exploring (17)

Bernie Harbert and His Mule Polly’s 2,500-mile Voyage Across America

Hi Lloyd and Lew,

I just wanted to let you know that Rocky Mountain PBS premiers the Lost Sea Expedition series January 4th. The series will also stream on Amazon and Vimeo. The story about this tiny wagon voyage across America featured in Tiny Homes (pp. 188–189). I think this info would really interest theshelterblog.com readers.

Read More …

Post a comment (3 comments)

Gimme Shelter — Late, Hot Summer 2017

I started writing GIMME SHELTER email newsletters about 15 years ago, maybe one every month or two. They were originally intended for sales reps (first at Random House, then Publishers Group West), to keep them apprised of our publishing activities, and then later, I added friends to the mailing list. As I got into blogging, the frequency of the newsletters dropped off.

Here’s the latest one. If you’d like to be on the list, send me your email address.

Water tower near Prineville, Oregon, on my trip last week to see the eclipse

I’ve written less and less of these newsletters recently, as I’ve been blogging and now doing Instagram regularly. Made me think about all the different forms of communication I’ve employed over the years. My high school year book, running an Air Force newspaper in Germany for 2 years, then working the Whole Earth Catalog, and then — books.

Followed by, over the years: booklets, pamphlets, flyers, posters, 20-30 handmade books, mini-books, magazine and newspaper articles, videos, interviews … I’m a compulsive communicator.

These days I put up posts on my blog, but not as often, or as in-depth as a few years ago. I do Instagram almost daily and all these photos automatically go onto my blog, and to my Twitter and Facebook pages. You can check my Instagram account here; it’s a summary of posts: www.instagram.com/lloyd.kahn

Three New Books

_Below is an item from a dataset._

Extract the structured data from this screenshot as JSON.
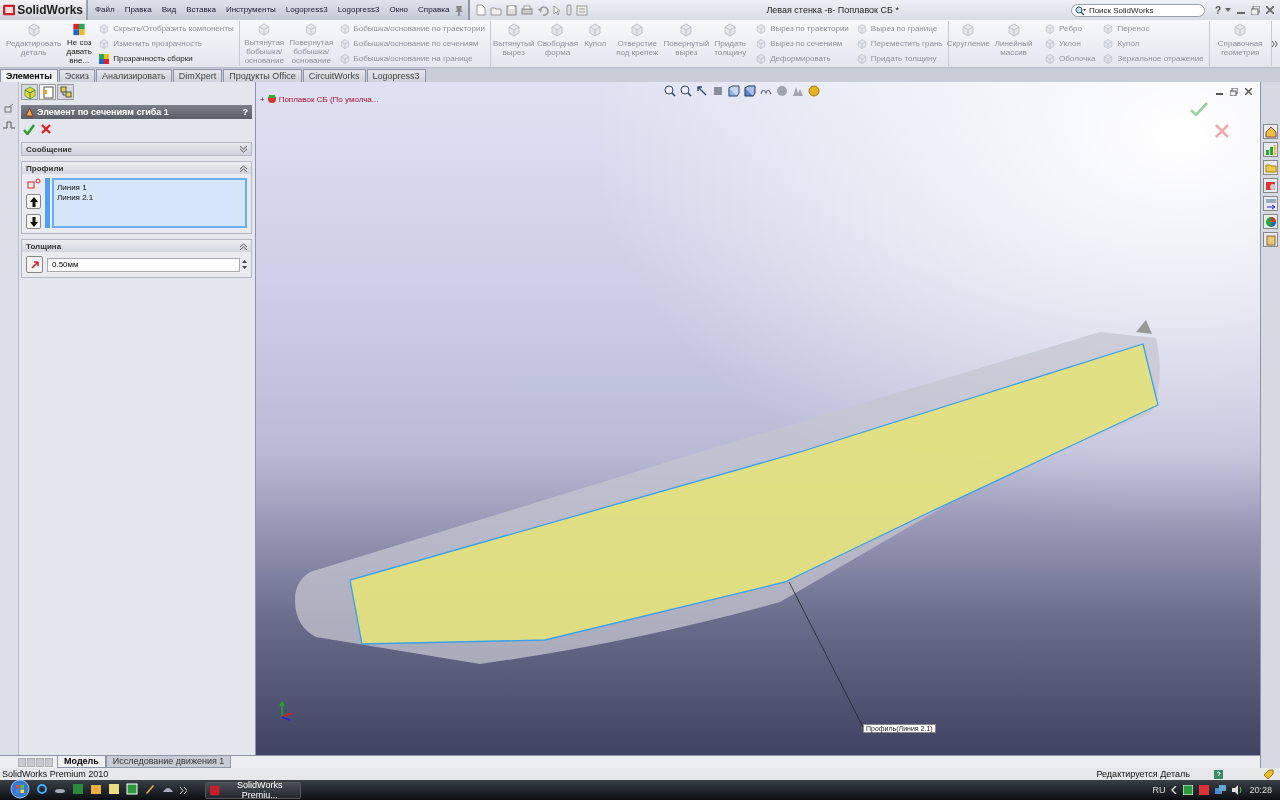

The ’60s

I decided to do a book on the ‘60s, since there’s been so much attention given to the “Summer of Love” lately, and because as a person who grew up in San Francisco, went to high school in the Haight-Ashbury, and watched the ‘60s unfold first-hand, I don’t agree with what’s being presented all over the media; these accounts don’t coincide with what I saw happening at all.

“The Haight-Ashbury was a district. The ‘60s was a movement.”  –Ken Kesey

I started the book tentatively, to see if it was going to fly. I thought I’d give my background, what San Francisco was like in the ‘40s and ‘50s, and track my life — a kid growing up in San Francisco, college, Santa Cruz, Big Sur, the Monterey Pop Festival, building domes at Pacific High School, the Whole Earth Catalog — so readers would know where I was coming from. Rather than starting in 1960.

I started getting into it, recalling things that had been buried in my semi-consciousness. This was fun! And I realized that the ‘60s completely changed my life. In 1965, I quit my job as an insurance broker in San Francisco and went to work as a carpenter.

I’m going to illustrate it with black and white photos I took doing those years.

I’ll start posting parts of the book on my blog as I go, to get some feedback.

Read More …

Post a comment (3 comments)

Check out Photo-Collage of My Week in Baja

Boy am I havin fun! It’s been a perfect week down here. In the water at 7:30 this morning, a shower and now latte and raisin roll and good wi-fi. I wish I had more time to do stuff like this. Idea! I’ll make a little short-run book of the trip. Where’s my clone, anyway?

It’s so easy down here now, and it was so hard 20-30 years ago. My great little Baja bug was under water twice, I had a sketchy relationship with the cunning landlord of the palapa I rented (for $1,000 a year), the place was destroyed in a hurricane of Nov 4 cuatro de Noviembre in the ’90s, and on…

Now there’s a smoothly paved road 12 mi. out to Shipwrecks. Funny, there don’t seem to be many people around at all. Part of that being wealthy people buying (or building) trophy houses that they rarely visit. Summer’s the south-swell surfing season down here and Nov-Dec-Jan are prime times for people fleeing cold climes, but March seems perfect, it’s really comfortable, cool at night and April winds haven’t started. Surprisingly, I found nno mention of the surf online. There’s nothing like checking out the surf in person.

 I still love San José del Cabo. Wandering around the quiet streets. Last night at dusk, Chilón and I walked down to the palm grove by the San José river; it was—the perfect Spanish word—tranquillo. Tortillas de nopales in a little roadside shack, with la cocinera patting out fresh tortillas…

My Instagram on the web this morning came out like a poster for the past few days:

https://www.instagram.com/lloyd.kahn/?hl=es

Post a comment